Clark, associate professor of Chinese history and director of the Asian studies program at Whitworth, has previously written two other scholarly books and numerous articles. He most recently wrote a television series, “The Saints of China: Martyrs of the Middle Kingdom” which was produced and aired on EWTN.
Clark switched frequently between English and Chinese as he greeted the audience at Auntie’s on Friday. He apologized in advance as he expressed his agony at trying to fit 16 pages of prepared notes, of which he only got through two, to the 30-minute time span.
Clark said his book “China’s Saints” stems from his hope that more Catholic martyrs from China will be better recognized.
“[I] hope to help martyrs be martyrs by acknowledging their martyrdom [in this book],” Clark said. “The word martyr means witness; how can these martyrs be witnesses of their faith if no one acknowledges them?”
Sophomore David Rhyoo agreed with Clark.
“[Coming to this event] gave me another perspective on the historic significance of China,” Rhyoo said. “Christian martyrs in China should be better recognized.”
Much of the background that Clark covers in his book includes the violence of the Opium Wars and the Boxer Uprising.

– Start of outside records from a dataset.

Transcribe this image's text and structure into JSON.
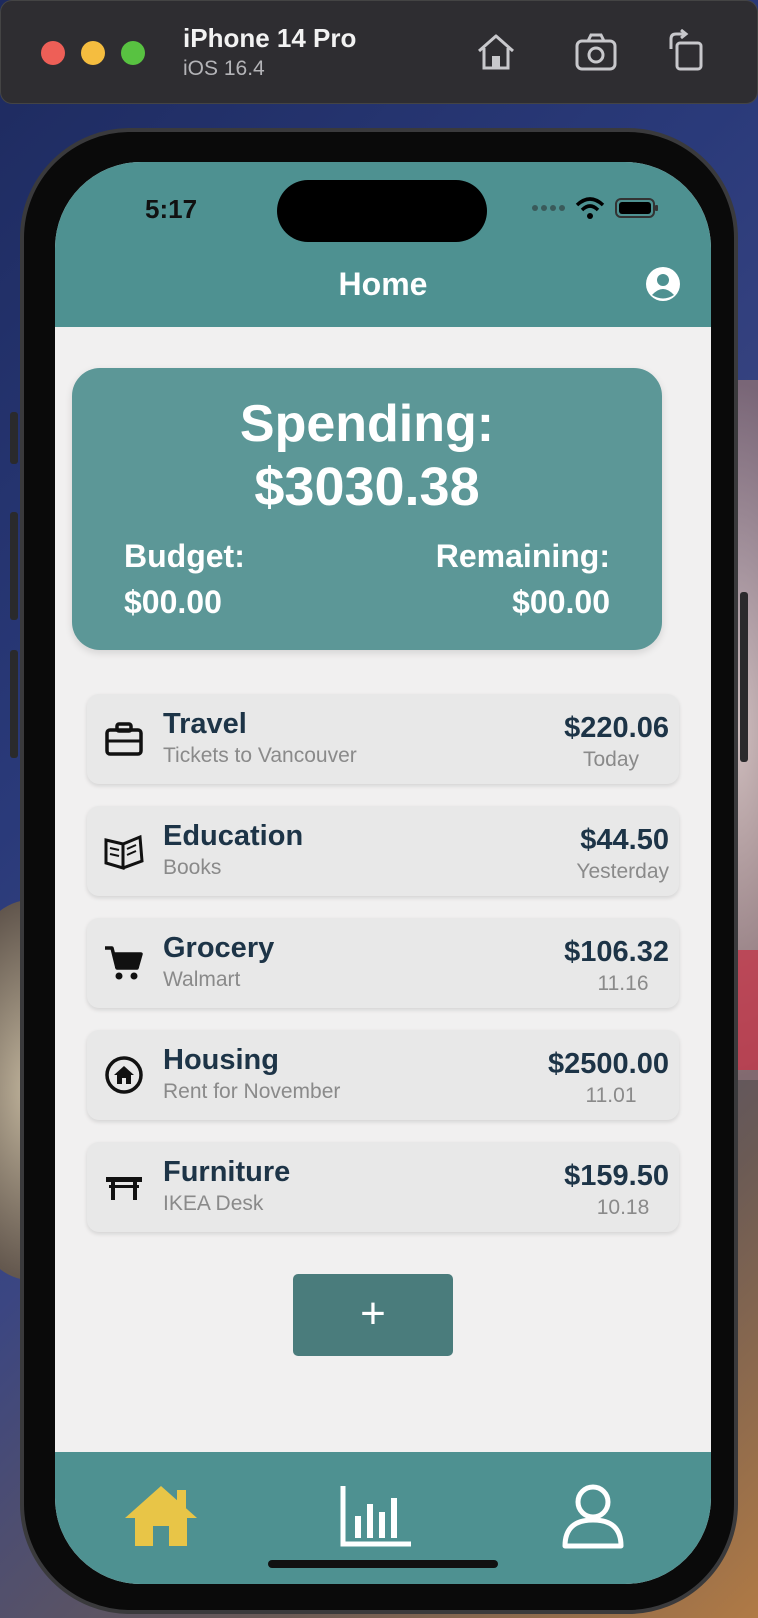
{
  "simulator": {
    "device_name": "iPhone 14 Pro",
    "os_version": "iOS 16.4",
    "toolbar_icons": [
      "home-icon",
      "screenshot-icon",
      "rotate-icon"
    ]
  },
  "status_bar": {
    "time": "5:17"
  },
  "nav": {
    "title": "Home"
  },
  "summary": {
    "spending_label": "Spending:",
    "spending_value": "$3030.38",
    "budget_label": "Budget:",
    "budget_value": "$00.00",
    "remaining_label": "Remaining:",
    "remaining_value": "$00.00"
  },
  "transactions": [
    {
      "category": "Travel",
      "description": "Tickets to Vancouver",
      "amount": "$220.06",
      "date": "Today",
      "icon": "briefcase-icon"
    },
    {
      "category": "Education",
      "description": "Books",
      "amount": "$44.50",
      "date": "Yesterday",
      "icon": "book-icon"
    },
    {
      "category": "Grocery",
      "description": "Walmart",
      "amount": "$106.32",
      "date": "11.16",
      "icon": "cart-icon"
    },
    {
      "category": "Housing",
      "description": "Rent for November",
      "amount": "$2500.00",
      "date": "11.01",
      "icon": "house-circle-icon"
    },
    {
      "category": "Furniture",
      "description": "IKEA Desk",
      "amount": "$159.50",
      "date": "10.18",
      "icon": "table-icon"
    }
  ],
  "add_button": {
    "label": "+"
  },
  "tabbar": {
    "tabs": [
      "home-icon",
      "bar-chart-icon",
      "person-icon"
    ],
    "active_tab": "home-icon"
  },
  "colors": {
    "teal_primary": "#4e9191",
    "card_teal": "#5c9797",
    "add_button": "#4a7c7c",
    "tab_active": "#e8c547",
    "text_dark": "#1d3447",
    "text_muted": "#8a8a8a"
  }
}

He said the intent of his book is not to criticize China or the Chinese but to acknowledge the martyrs.
“It’s not OK when anyone is martyred for their beliefs,” Clark said.
Clark said he hopes his book will appeal to people of all beliefs by focusing on the similarities, rather than the differences, between all people.
During the presentation, Clark passed around several rare photographs that were featured in his book.
“I enjoyed seeing the photos that Dr. Clark presented,” junior Emily Hanson said. “I wouldn’t normally have gotten the chance to see them.”
The photographs, gathered from across China, displayed a rare glimpse into China’s past.
One audience member asked if the motivation of Clark’s book had stemmed from his Catholic faith or his historical perspective.
“My spiritual life and my historical life [are] the same,” Clark said. “One cannot completely be divorced from one’s heart.”
Clark also briefly mentioned the upcoming release of his next book, currently titled Imagine Spiritualities, which will center on the quote by Sun Tzu, an influential Chinese philosopher, which says, “Supreme excellence consists in breaking the enemy’s resistance without fighting.”
Clark said he hopes “Imagine Spiritualities” will help people realize that differences between people are, in fact, created by people and can therefore be bridged by people.
Story by Natalie Moreno Staff Writer
Photo by Rachel Bair
Contact Natalie Moreno at firstname.lastname@example.org.